Friday, January 28, 2005


The prospect of a new hydrogen economy has received a fair amount of attention recently. But the idea of a new source of fuel that is both renewable and does not pollute would seem to hold to such promise as to generate headlines more often. The big carmakers have been producing hydrogen-powered prototypes such as the latest entry, the GM Sequel. But complaints have also surfaced, such as concerns about the ozone and the notion that driving a hydrogen-powered car would be mean driving a bomb on wheels.

That hydrogen combustion could harm the ozone layer would hardly seem a impregnable barrier to further development considering the alleged damage wrought by the combustion of conventional fuels. That hydrogen-powered cars would be too dangerous to drive owing to the explosive nature of hydrogen could logically hold up development. How incredible it is then that there are currently x number of patented designs for automobile engines that use hydrogen as fuel, but hold that fuel in the form of water, releasing hydrogen from the water in amounts just large enough to fire the engines pistons but not large enough to pose a danger of any kind.
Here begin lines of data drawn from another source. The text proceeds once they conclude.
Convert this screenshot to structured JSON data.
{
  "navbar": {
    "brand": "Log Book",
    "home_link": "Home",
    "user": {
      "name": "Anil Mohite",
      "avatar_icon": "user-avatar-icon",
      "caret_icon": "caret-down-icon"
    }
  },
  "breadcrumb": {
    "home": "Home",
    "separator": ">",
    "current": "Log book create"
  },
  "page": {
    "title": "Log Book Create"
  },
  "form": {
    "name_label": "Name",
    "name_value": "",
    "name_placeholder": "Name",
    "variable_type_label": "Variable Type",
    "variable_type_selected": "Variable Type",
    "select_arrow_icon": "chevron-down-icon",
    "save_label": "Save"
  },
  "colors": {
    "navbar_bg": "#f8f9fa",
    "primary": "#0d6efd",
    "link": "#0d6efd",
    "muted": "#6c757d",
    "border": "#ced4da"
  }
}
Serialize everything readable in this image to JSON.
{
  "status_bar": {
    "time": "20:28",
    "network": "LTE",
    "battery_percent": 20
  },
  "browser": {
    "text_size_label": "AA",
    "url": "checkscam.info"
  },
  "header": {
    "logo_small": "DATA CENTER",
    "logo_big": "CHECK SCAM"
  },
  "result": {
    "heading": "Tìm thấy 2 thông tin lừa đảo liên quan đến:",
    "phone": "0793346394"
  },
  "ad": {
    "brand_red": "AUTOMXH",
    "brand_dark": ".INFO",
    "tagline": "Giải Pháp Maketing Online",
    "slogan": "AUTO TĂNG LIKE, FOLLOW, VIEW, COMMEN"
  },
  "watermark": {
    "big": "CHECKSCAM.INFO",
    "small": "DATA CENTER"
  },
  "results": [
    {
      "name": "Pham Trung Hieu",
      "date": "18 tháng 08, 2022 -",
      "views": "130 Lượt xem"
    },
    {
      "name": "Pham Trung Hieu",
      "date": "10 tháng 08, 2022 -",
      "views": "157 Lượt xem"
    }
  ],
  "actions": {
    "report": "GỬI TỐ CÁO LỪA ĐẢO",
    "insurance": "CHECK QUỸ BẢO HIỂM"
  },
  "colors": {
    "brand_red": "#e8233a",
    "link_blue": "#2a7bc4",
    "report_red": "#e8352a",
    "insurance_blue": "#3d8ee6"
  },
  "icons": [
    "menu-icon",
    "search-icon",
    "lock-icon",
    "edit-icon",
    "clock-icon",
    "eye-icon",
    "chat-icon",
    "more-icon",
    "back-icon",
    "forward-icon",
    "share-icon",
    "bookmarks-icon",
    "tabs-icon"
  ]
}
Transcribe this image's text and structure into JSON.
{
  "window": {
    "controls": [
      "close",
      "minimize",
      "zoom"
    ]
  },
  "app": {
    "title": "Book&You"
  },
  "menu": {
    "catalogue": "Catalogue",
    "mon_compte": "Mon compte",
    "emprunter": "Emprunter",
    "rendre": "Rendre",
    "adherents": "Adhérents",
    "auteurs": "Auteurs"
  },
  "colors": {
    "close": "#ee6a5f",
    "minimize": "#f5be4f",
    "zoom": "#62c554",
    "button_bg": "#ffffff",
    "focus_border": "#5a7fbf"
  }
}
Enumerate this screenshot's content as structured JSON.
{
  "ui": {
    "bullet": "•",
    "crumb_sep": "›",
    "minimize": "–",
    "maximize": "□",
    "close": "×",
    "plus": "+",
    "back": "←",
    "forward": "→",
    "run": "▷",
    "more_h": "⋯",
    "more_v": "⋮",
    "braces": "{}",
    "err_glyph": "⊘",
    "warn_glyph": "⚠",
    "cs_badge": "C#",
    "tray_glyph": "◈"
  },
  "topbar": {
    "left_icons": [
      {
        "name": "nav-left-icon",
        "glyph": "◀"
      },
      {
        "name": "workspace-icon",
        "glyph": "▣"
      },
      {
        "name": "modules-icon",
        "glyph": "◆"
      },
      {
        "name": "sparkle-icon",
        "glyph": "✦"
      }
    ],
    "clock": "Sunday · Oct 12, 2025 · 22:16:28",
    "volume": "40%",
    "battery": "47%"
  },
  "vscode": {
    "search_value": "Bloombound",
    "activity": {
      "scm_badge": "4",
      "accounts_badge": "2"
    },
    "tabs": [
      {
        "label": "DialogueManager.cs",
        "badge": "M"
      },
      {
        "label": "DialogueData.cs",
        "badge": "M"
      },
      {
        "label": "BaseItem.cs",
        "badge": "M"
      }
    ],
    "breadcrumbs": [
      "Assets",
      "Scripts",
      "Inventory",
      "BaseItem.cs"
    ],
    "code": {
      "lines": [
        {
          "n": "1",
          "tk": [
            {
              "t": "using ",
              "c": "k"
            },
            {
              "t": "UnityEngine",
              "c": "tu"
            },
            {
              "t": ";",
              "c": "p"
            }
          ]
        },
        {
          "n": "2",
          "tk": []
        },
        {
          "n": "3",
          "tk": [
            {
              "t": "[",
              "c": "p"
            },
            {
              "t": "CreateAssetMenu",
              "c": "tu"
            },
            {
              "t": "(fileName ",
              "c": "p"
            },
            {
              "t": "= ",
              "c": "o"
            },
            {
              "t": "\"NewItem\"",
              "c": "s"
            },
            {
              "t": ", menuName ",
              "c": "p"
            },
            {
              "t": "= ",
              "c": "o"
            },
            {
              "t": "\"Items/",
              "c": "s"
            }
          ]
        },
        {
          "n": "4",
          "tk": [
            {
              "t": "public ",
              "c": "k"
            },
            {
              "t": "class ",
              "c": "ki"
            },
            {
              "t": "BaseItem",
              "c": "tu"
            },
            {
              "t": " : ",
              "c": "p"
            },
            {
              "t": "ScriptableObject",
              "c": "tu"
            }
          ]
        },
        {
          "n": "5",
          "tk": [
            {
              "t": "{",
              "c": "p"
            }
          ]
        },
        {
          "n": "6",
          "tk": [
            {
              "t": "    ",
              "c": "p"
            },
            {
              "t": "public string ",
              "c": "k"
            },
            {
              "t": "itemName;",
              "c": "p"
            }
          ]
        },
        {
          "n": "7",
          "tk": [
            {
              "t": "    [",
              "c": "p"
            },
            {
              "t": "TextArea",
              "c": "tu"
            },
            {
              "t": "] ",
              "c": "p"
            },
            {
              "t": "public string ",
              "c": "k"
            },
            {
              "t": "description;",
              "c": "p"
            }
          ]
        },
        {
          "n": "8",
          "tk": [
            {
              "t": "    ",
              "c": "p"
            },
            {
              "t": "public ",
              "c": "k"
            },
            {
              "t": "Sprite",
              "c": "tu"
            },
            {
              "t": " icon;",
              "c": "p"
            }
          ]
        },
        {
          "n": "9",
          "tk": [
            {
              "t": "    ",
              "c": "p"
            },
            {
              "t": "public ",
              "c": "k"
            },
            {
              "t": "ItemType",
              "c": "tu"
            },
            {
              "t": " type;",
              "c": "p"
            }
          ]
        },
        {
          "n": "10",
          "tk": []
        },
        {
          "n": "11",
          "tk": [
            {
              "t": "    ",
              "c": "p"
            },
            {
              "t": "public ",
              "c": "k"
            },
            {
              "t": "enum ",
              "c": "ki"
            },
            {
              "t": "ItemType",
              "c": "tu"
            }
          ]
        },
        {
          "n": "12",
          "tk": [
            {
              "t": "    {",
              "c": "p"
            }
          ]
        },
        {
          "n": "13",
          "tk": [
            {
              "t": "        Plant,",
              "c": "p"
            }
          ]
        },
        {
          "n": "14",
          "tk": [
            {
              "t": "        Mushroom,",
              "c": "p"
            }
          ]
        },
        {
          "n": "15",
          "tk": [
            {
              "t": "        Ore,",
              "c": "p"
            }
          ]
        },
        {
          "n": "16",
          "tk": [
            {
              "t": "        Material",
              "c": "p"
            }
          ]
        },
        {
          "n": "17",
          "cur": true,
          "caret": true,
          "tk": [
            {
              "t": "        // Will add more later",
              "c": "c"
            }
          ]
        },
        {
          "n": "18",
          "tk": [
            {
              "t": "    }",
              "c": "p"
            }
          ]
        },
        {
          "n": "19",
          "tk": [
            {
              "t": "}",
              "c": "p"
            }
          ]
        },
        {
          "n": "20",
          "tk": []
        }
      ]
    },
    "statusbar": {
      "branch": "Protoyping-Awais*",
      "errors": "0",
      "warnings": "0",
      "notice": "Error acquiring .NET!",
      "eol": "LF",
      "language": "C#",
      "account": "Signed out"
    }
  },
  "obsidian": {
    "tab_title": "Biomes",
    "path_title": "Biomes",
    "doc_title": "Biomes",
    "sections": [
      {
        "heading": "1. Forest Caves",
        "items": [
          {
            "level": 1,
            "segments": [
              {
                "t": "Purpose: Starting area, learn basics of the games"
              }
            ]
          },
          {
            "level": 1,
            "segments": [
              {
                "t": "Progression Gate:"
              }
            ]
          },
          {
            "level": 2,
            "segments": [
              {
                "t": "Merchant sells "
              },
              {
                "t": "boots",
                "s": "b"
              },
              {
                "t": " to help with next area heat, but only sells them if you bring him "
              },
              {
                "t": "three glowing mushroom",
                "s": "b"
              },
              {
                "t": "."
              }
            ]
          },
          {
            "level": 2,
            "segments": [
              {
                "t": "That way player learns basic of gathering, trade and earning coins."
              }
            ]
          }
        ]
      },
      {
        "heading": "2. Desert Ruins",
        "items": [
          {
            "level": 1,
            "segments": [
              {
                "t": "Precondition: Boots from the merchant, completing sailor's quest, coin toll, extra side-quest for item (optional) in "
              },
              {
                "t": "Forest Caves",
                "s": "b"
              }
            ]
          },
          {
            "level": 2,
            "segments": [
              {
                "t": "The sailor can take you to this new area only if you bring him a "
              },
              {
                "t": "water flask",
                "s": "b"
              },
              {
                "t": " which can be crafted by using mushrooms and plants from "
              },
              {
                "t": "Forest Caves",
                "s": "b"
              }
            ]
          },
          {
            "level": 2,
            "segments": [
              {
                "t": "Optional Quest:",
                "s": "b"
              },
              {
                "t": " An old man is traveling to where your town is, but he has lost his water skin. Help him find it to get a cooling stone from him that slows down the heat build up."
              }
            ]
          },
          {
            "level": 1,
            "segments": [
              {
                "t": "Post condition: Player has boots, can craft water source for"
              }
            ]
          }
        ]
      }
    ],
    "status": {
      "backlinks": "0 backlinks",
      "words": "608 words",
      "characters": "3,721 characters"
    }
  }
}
Since childhood I thought this type of engine could be possible. But when I posed the idea to people who claimed to know what they were talking about the response I got was that such an engine is impossible, that it would amount to a perpetual motion machine.

“A water engine violates the second law of thermodynamics,” I was told. “Splitting the water into hydrogen and oxygen will always require more energy than you will get once it is released.”

I even read about demonstrations that “proved” this. Then on a trip to New Zealand I was told by a local about a Kiwi named Archie Blue who had built just such an engine, had achieved “over-unity” and his “violation” went unpunished. My friend explained that what most discussions on this matter leave out is that there is more than one way of splitting water and there is more than one way of utilising hydrogen as a fuel.

I asked my friend why this matter


Post a Comment

<< Home